The State Department hailed on Wednesday human rights gains in Iraq and Afghanistan but said there was “backsliding” in China on key rights issues and electoral manipulation by authorities in Russia.
“We saw many developments covering the whole range from the dramatically uplifting to the disappointing,” the State Department said in its annual report on the state of human rights worldwide. The report covers developments in 2003.
The report said the U.S.-led invasion of Iraq in April “ended years of grave human rights violations by Saddam Hussein’s regime.” It also hailed the approval of a “moderate constitution” in Afghanistan, part of “dramatic improvements” in democracy and human rights since the Taliban militia was deposed in late 2001.
China, Russia singled out
On China, the report said arrests of democracy activists and others who defied the authorities dashed hopes for a continuation of the “unprecedented” progress achieved in 2002.
On Russia, the study said presidential polls in Chechnya in October and parliamentary elections in December failed to meet international standards.
It said the Russian media were biased in favor of government candidates.
The report comes against a background of growing Bush administration concern over an increase in Kremlin authority at the expense of other branches of government.
On other countries, the report said:
- There were “serious human rights abuses” committed by Israeli security forces against Palestinian detainees. These units used excessive force, including the shelling, bombing and raiding of Palestinian civilian areas. But Palestinian security services and the FATAH faction of the PLO participated with civilian and terrorist groups in violent attacks against Israelis, both military and civilian.
- North Korea “is one of the world’s most militarized states.” Abuses included “instances of extrajudicial killings, torture and mistreatment of prisoners, forced confessions, arbitrary arrest and detention, lengthy incommunicado detention, and denial of due process.”
- The Iranian government’s poor human rights record worsened, and it continued to commit numerous, serious abuses. “Continuing serious abuses included: summary executions, disappearances, torture and other degrading treatment.”
- In Saudi Arabia, the government’s rights record remained poor, although there were positive improvements in a few areas. “There were credible reports that security forces continued to torture and abuse detainees and prisoners.”

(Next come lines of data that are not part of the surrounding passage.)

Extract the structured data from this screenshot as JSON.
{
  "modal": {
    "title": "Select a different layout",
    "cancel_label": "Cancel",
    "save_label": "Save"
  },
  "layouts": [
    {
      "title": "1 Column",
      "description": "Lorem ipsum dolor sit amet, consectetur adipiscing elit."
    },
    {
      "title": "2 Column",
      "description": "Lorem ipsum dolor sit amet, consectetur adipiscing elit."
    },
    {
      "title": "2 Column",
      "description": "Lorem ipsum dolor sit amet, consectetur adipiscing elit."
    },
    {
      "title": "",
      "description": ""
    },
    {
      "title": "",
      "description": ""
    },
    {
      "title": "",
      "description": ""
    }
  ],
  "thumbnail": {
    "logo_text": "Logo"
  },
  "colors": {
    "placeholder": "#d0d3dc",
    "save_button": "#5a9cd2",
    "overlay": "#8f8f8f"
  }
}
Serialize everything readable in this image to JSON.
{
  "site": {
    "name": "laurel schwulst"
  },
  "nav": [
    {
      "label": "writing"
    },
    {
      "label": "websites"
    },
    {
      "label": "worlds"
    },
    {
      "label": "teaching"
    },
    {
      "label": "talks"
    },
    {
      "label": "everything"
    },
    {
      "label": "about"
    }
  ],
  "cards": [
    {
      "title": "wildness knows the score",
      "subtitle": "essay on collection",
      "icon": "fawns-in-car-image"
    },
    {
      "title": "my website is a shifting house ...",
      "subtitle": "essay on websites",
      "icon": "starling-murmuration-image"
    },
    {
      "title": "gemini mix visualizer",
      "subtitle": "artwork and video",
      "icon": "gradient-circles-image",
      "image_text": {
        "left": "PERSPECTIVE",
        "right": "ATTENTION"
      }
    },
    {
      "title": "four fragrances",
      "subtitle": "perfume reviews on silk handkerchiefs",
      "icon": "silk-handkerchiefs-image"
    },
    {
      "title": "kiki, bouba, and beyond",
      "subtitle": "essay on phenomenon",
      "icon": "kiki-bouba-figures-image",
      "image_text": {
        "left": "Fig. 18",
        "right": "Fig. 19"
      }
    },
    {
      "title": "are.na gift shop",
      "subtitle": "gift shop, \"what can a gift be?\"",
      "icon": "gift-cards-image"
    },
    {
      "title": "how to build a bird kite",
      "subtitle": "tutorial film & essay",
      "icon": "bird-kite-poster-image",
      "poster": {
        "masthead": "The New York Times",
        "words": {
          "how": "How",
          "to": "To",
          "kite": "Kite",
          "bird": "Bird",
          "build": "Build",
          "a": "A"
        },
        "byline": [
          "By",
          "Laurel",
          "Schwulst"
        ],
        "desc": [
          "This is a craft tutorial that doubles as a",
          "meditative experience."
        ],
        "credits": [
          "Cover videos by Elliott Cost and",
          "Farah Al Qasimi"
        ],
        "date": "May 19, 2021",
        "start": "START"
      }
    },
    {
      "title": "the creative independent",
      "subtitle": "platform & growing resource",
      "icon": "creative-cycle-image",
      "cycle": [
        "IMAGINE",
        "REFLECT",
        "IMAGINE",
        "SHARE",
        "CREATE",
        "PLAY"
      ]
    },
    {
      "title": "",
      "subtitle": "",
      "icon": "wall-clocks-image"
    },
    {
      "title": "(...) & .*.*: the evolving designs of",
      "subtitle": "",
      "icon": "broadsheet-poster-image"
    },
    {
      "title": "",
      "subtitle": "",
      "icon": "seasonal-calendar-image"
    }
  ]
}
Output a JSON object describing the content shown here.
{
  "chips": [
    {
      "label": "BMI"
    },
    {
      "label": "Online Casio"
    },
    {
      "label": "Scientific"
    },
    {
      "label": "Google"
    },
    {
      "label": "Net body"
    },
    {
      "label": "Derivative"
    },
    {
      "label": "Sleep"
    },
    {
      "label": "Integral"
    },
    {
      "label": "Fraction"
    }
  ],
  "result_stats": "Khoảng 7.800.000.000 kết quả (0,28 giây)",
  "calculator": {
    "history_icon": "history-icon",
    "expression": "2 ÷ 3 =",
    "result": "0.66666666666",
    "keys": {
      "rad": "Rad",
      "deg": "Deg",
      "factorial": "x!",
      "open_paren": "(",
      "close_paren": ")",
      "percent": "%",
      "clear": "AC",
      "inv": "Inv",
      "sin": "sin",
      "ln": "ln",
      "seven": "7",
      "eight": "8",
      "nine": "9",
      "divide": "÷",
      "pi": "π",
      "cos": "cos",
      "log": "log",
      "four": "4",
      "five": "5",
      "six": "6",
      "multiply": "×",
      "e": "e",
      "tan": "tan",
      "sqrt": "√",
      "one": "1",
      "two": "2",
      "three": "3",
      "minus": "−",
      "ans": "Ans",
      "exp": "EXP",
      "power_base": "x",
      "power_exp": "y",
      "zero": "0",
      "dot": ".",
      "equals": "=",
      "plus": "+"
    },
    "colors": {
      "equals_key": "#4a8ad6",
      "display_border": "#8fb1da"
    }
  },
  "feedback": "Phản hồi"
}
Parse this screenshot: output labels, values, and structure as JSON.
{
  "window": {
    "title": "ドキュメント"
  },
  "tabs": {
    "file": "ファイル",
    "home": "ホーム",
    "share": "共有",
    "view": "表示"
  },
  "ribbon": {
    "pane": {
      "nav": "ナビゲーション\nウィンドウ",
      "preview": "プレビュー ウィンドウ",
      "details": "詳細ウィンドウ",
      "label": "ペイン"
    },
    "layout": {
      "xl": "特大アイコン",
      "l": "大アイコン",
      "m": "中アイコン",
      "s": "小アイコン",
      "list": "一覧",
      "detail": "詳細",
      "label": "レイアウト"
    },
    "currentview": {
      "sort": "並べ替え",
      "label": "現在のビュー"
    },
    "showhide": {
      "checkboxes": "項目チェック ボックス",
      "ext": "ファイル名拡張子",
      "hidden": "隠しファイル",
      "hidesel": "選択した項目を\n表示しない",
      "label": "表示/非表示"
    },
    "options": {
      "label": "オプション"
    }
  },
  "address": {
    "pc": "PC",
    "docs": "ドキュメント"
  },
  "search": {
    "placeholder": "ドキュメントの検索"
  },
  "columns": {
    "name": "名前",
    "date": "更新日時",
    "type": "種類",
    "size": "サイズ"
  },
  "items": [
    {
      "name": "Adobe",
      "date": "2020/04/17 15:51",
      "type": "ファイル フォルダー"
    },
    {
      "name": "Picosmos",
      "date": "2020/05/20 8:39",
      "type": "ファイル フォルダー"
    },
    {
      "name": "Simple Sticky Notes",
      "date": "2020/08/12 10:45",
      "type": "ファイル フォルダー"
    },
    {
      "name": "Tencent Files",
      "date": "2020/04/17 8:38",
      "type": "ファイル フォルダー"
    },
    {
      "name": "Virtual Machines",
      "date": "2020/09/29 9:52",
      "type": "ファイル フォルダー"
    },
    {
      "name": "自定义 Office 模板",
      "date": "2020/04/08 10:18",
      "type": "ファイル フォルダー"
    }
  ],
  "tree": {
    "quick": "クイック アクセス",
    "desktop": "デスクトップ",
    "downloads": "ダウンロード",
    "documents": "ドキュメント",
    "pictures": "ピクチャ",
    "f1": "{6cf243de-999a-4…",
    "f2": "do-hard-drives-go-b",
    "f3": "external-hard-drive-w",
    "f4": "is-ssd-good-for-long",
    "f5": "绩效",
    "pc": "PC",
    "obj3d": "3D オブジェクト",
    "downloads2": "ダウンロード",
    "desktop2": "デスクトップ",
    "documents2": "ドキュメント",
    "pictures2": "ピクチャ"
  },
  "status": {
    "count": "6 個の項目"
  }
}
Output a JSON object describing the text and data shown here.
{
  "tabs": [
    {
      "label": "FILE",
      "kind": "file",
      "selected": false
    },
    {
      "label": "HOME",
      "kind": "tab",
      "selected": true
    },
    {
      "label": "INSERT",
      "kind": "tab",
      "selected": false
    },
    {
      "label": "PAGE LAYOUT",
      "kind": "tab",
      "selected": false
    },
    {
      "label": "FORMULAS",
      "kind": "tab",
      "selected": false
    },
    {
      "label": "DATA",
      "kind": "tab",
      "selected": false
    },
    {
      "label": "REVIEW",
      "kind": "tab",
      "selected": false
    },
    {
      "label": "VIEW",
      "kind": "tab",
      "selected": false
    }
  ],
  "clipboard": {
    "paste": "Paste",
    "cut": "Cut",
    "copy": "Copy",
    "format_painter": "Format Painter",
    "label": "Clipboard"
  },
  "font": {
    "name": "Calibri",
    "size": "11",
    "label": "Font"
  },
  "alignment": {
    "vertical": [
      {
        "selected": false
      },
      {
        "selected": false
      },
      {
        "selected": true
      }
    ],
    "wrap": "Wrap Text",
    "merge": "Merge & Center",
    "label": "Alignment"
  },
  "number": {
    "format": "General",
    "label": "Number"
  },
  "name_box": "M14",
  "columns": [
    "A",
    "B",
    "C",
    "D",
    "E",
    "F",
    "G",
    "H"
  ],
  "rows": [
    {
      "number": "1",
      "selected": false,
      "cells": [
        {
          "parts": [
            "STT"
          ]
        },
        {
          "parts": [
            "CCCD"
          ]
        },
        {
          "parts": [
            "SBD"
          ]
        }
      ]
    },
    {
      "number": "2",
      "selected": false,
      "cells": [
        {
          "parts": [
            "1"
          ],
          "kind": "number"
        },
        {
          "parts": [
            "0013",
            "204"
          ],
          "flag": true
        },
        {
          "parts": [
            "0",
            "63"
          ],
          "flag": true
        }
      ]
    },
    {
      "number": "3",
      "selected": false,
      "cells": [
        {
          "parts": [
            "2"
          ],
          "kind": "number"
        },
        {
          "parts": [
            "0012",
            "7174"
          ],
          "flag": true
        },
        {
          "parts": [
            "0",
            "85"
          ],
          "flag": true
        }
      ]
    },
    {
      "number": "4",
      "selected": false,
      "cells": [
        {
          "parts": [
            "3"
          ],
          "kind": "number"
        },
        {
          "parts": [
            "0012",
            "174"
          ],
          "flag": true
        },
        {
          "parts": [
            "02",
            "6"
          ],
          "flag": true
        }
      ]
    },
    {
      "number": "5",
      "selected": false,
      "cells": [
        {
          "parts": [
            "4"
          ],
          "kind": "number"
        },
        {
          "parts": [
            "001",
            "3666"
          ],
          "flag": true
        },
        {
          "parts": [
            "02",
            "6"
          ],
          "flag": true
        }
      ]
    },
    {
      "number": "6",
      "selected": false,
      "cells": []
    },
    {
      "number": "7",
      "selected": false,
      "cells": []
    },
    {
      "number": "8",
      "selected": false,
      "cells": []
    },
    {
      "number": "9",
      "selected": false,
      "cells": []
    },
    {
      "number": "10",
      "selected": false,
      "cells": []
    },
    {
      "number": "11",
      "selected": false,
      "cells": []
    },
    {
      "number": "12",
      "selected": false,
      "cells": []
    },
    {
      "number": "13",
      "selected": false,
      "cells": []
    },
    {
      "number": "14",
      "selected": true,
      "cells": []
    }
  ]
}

- Cuba’s poor human rights record worsened. In March, the government arrested 75 human rights activists, independent journalists, and opposition political figures on various charges, including aiding a foreign power and violating national security laws.